For more information and personal experiences, check out the following ESL forum: www.eslcafe.com
China has and is changing fast. It may not be the ESL Mecca but it pays to be here for a variety of reasons.
Let’s face it — the reality is that teaching conversational English is not really as difficult as say, teaching philosophy or explaining international policy or trade. By and large, many of the laowai who make it to China are not experienced teachers in their own countries. It does not mean that many of them turn out to be bad teachers. Teaching English is a skill but not necessarily a studied skill. It requires creativity, ingenuity and passion but not necessarily a Master’s degree, though generally a Bachelor's degree and a certificate in TEFL or CELTA. Fundamentally, you simply need to be adept at communication and take a professional approach.
The salary levels for English teachers do offer you the chance to see more of this immense land. With airfare costs often almost entirely reimbursed and small payments offered for domestic travel, the money you make in China might not be enough for you to save for your child’s education, but it does allow you to travel. Maybe you will not travel in business class, but travel you certainly can.
Over the past few decades, more and more cities are turning into glitzy and expensive pockets of consumerism and materialism. However, the China of ancient temples, courtyards and palaces can still be found in a few pockets and cultural relics are still a treasured sight, be it in Anyang, Datong, Nanjing or Pingyao. It is best to see these treasures through a 6-month or 10-month jaunt, traveling at your own pace, rather than on a hurried 2-week vacation from work.
Almost all horror stories found on job forums about teaching offer various permutations about the Chinese. But there are many other pictures as well. Pictures that do not always make it online or if they do, tend to get lost — pictures of the friendly, generous Chinese, of the warmth with which you will be greeted and the adulation that most students shower on you.
Living in China is not easy.
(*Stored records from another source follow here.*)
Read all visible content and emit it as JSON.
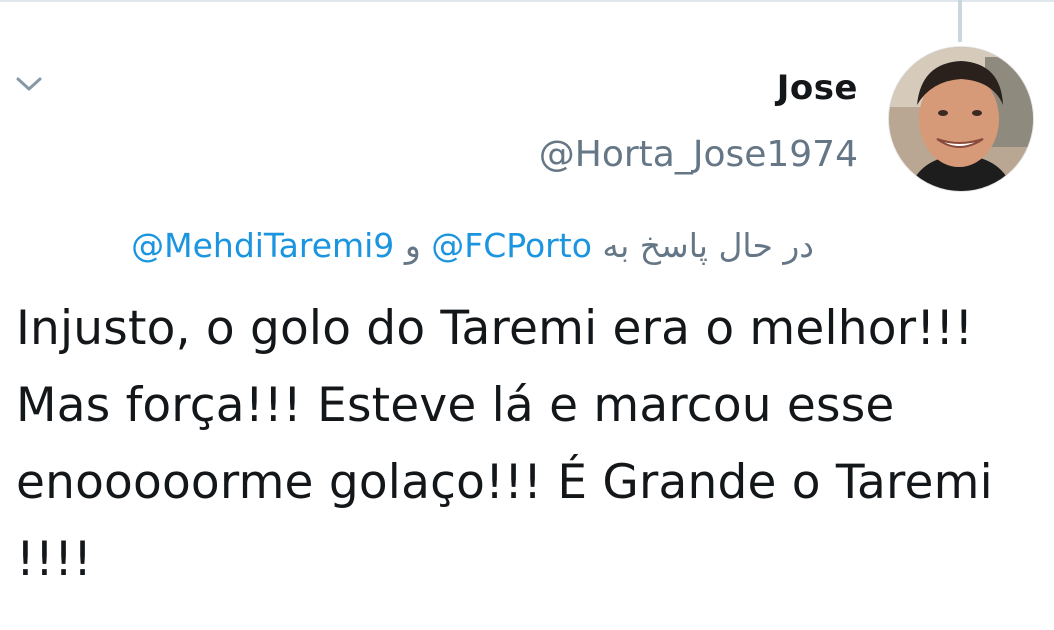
{
  "tweet": {
    "author": {
      "display_name": "Jose",
      "handle": "@Horta_Jose1974"
    },
    "reply_context": {
      "prefix": "در حال پاسخ به",
      "mention_1": "@FCPorto",
      "conjunction": "و",
      "mention_2": "@MehdiTaremi9"
    },
    "text": "Injusto, o golo do Taremi era o melhor!!! Mas força!!! Esteve lá e marcou esse enooooorme golaço!!! É Grande o Taremi !!!!"
  },
  "icons": {
    "menu": "chevron-down-icon",
    "avatar": "profile-photo"
  },
  "colors": {
    "link": "#1b95e0",
    "secondary": "#657786",
    "primary_text": "#14171a",
    "thread_line": "#ccd6dd"
  }
}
You may have to put up with leaking toilets, air-conditioners that do not work, an erratic power supply, unstable heating, noisy students, poorly equipped classrooms, and no teaching materials. Yet, there is a reason to stay, to be right in the heart of a country growing through a fascinating period of transition, moving through its people, garnering experiences for a lifetime, learning a new language, and savoring one of the world’s greatest cuisines.
Smitha Murthy is a freelance writer and teacher who finds herself inexorably drawn to the Chinese landscape time and again.